◆ Exercise details
An identical copy of every entry below is the required output.

[Start of section]

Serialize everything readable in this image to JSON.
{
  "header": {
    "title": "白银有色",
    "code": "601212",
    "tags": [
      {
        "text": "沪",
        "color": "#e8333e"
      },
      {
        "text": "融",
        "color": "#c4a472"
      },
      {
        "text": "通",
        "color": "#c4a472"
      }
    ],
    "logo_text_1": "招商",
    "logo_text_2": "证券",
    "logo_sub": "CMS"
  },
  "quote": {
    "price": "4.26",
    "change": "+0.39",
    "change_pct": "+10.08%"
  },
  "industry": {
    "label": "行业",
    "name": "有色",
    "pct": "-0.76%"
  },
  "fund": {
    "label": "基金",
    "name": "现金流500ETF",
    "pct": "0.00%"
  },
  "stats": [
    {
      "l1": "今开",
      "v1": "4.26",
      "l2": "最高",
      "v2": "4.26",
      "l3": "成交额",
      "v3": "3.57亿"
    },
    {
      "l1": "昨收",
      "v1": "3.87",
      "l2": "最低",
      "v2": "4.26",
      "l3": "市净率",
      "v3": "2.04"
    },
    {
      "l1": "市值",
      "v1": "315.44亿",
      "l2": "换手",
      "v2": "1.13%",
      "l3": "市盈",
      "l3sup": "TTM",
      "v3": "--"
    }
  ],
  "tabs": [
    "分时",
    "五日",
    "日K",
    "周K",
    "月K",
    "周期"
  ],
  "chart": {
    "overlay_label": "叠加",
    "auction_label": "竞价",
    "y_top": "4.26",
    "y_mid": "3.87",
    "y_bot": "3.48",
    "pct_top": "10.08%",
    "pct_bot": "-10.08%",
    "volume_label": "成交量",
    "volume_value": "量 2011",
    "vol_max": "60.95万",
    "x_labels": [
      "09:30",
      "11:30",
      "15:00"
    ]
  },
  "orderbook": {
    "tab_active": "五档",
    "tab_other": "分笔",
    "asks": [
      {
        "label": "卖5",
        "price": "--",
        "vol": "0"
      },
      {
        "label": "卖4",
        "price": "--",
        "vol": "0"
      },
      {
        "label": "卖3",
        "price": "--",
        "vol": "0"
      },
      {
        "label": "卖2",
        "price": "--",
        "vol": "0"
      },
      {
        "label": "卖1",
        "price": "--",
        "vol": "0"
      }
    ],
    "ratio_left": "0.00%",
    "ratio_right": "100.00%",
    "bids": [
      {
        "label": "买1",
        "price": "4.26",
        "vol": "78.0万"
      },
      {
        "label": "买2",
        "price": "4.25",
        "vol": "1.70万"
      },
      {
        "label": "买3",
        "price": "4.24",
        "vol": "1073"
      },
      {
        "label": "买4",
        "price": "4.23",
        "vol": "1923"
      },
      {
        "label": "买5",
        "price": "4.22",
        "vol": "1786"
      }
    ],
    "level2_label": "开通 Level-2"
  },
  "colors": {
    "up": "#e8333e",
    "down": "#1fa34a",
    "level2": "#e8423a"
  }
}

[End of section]

◆ Answer area
Serialize everything readable in this image to JSON.
{
  "header": {
    "title": "白银有色",
    "code": "601212",
    "tags": [
      {
        "text": "沪",
        "color": "#e8333e"
      },
      {
        "text": "融",
        "color": "#c4a472"
      },
      {
        "text": "通",
        "color": "#c4a472"
      }
    ],
    "logo_text_1": "招商",
    "logo_text_2": "证券",
    "logo_sub": "CMS"
  },
  "quote": {
    "price": "4.26",
    "change": "+0.39",
    "change_pct": "+10.08%"
  },
  "industry": {
    "label": "行业",
    "name": "有色",
    "pct": "-0.76%"
  },
  "fund": {
    "label": "基金",
    "name": "现金流500ETF",
    "pct": "0.00%"
  },
  "stats": [
    {
      "l1": "今开",
      "v1": "4.26",
      "l2": "最高",
      "v2": "4.26",
      "l3": "成交额",
      "v3": "3.57亿"
    },
    {
      "l1": "昨收",
      "v1": "3.87",
      "l2": "最低",
      "v2": "4.26",
      "l3": "市净率",
      "v3": "2.04"
    },
    {
      "l1": "市值",
      "v1": "315.44亿",
      "l2": "换手",
      "v2": "1.13%",
      "l3": "市盈",
      "l3sup": "TTM",
      "v3": "--"
    }
  ],
  "tabs": [
    "分时",
    "五日",
    "日K",
    "周K",
    "月K",
    "周期"
  ],
  "chart": {
    "overlay_label": "叠加",
    "auction_label": "竞价",
    "y_top": "4.26",
    "y_mid": "3.87",
    "y_bot": "3.48",
    "pct_top": "10.08%",
    "pct_bot": "-10.08%",
    "volume_label": "成交量",
    "volume_value": "量 2011",
    "vol_max": "60.95万",
    "x_labels": [
      "09:30",
      "11:30",
      "15:00"
    ]
  },
  "orderbook": {
    "tab_active": "五档",
    "tab_other": "分笔",
    "asks": [
      {
        "label": "卖5",
        "price": "--",
        "vol": "0"
      },
      {
        "label": "卖4",
        "price": "--",
        "vol": "0"
      },
      {
        "label": "卖3",
        "price": "--",
        "vol": "0"
      },
      {
        "label": "卖2",
        "price": "--",
        "vol": "0"
      },
      {
        "label": "卖1",
        "price": "--",
        "vol": "0"
      }
    ],
    "ratio_left": "0.00%",
    "ratio_right": "100.00%",
    "bids": [
      {
        "label": "买1",
        "price": "4.26",
        "vol": "78.0万"
      },
      {
        "label": "买2",
        "price": "4.25",
        "vol": "1.70万"
      },
      {
        "label": "买3",
        "price": "4.24",
        "vol": "1073"
      },
      {
        "label": "买4",
        "price": "4.23",
        "vol": "1923"
      },
      {
        "label": "买5",
        "price": "4.22",
        "vol": "1786"
      }
    ],
    "level2_label": "开通 Level-2"
  },
  "colors": {
    "up": "#e8333e",
    "down": "#1fa34a",
    "level2": "#e8423a"
  }
}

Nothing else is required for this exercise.